These powers constitute a threat to every person who publicly dissents from the views of the ruling party. They contradict the Christian view of man as a responsible person with rights that no government can justly deny.

C.Racial Distinction

In the proposed constitution a minority of less than 6 percent of the population would initially have more than 67 percent of the members of the Senate and House of Assembly of their own race. Even if in the distant future the African section of the population were able to contribute more than the European in income tax, Africans would gain only parity of representation.
The possibility of friendship, co-operation and understanding between races is limited by the land tenure provisions of the proposed constitution. In effect they limit the basis on which members of different races will be able to live together to that of master and servant.
The country is to be divided into European and African Areas of approximately equal size. At present this means an average of about 180 acres for each European and 10 acres for each African. No provision is made for future changes in the proportion of the races.
Racial divisions are regarded as so important that separate voters’ rolls must be created.
The proposals to entrench separation and discrimination are a direct contradiction of the new Testament teaching that race, like all other human distinctions, has lost all divisive significance, and should not be used to regulate relationships between man and God and man and man. The Christian responsibility to love accepts no barriers and cannot be defined or restricted by legislation.

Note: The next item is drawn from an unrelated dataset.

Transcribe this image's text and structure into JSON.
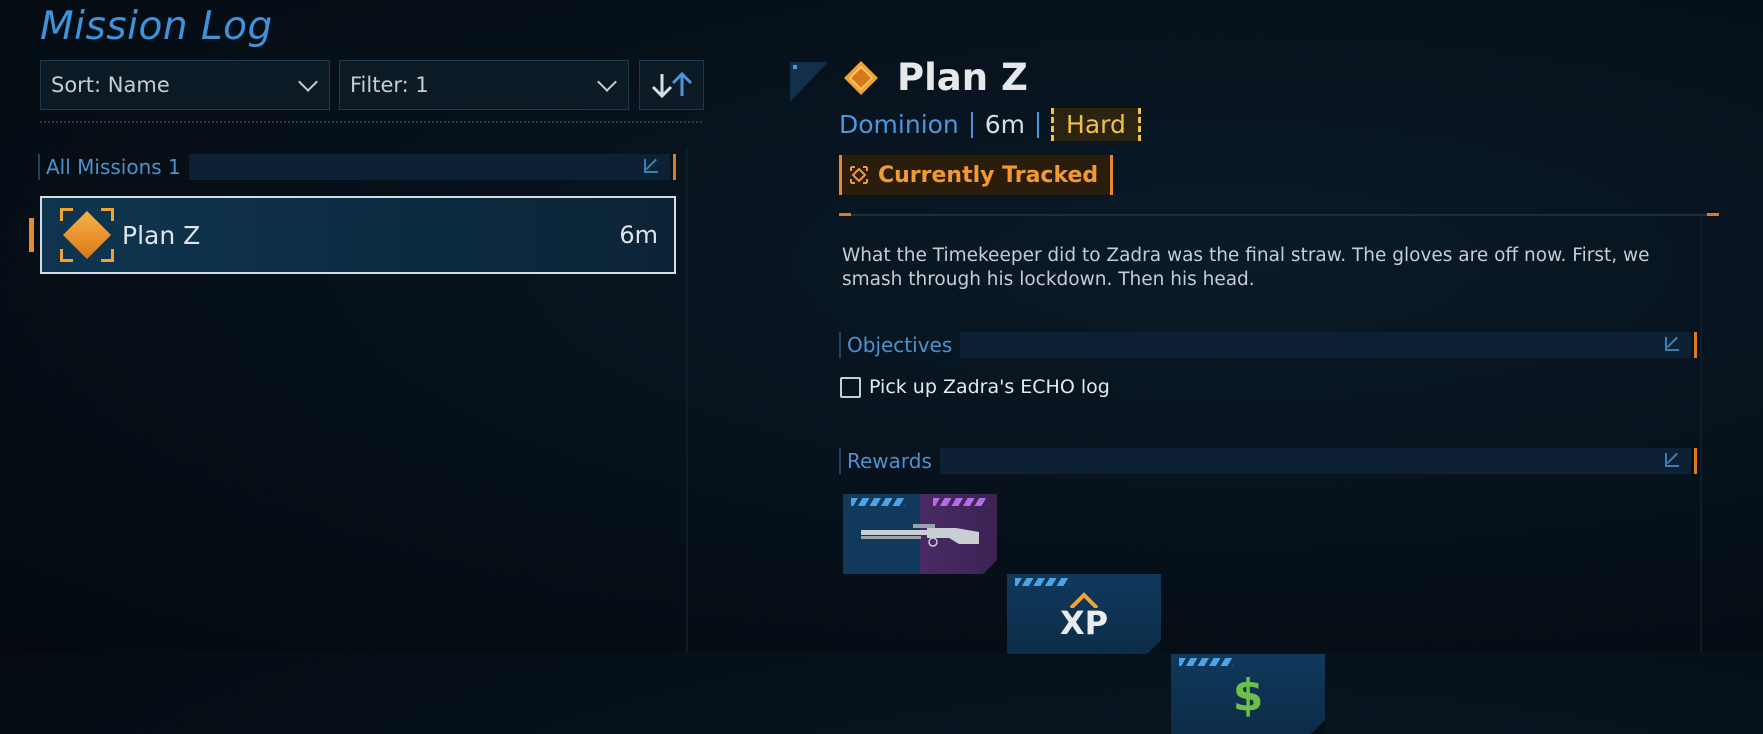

We have tried in this letter to give guidance to the responsible Christian in judging the Proposals for a new Constitution for Rhodesia.
We are aware that for some there may seem to be a clash of loyalties, but we affirm that the Christian loyalty to God and to His will as revealed in Jesus Christ must be supreme. The moment has come when this loyalty is at the test.
May God guide us all, and may His blessing rest on Rhodesia.
Issued by the following leaders of Churches and Christian organisations in Rhodesia:
Rt. Rev. Paul Burrough Anglican Diocese of Mashonaland
Mr. G.C. Grant United Church of Christ
Rev. Leaslie Gready Bulawayo Council of Churches
Rt. Rev. Aloysius Haene, SMB Catholic Diocese of Gwelo
Rev. Peter Hall Salisbury Council of Churches
Rev. H.H. Kachidza The Bible Societies of Rhodesia
Rt. Rev. Donal R. Lamont, O. Carm. Catholic Diocese of Umtali
Most Rev. Francis W. Markall, SJ Catholic Diocese of Salisbury
Bishop A.T. Muzorewa United Methodist Church
Rev. A.M.Ndhlela Methodist Church, Christian Council of Rhodesia
Rev. E.T.J. Nemapare African Methodist Church
Rev. J. Pelling United Congregational Church of S.A.
Rev. Ignatius Prieto Catholic Diocese of Wankie
Rt. Rev. Adolph G. Schmitt, CMM Catholic Diocese of Bulawayo
Bishop S. Strandvik Evangelical Lutheran Church
Rt. Rev. Kenneth Skelton Anglican Diocese of Matebeleland
Rev. Horace Thomas Presbyterian Church in Mashonaland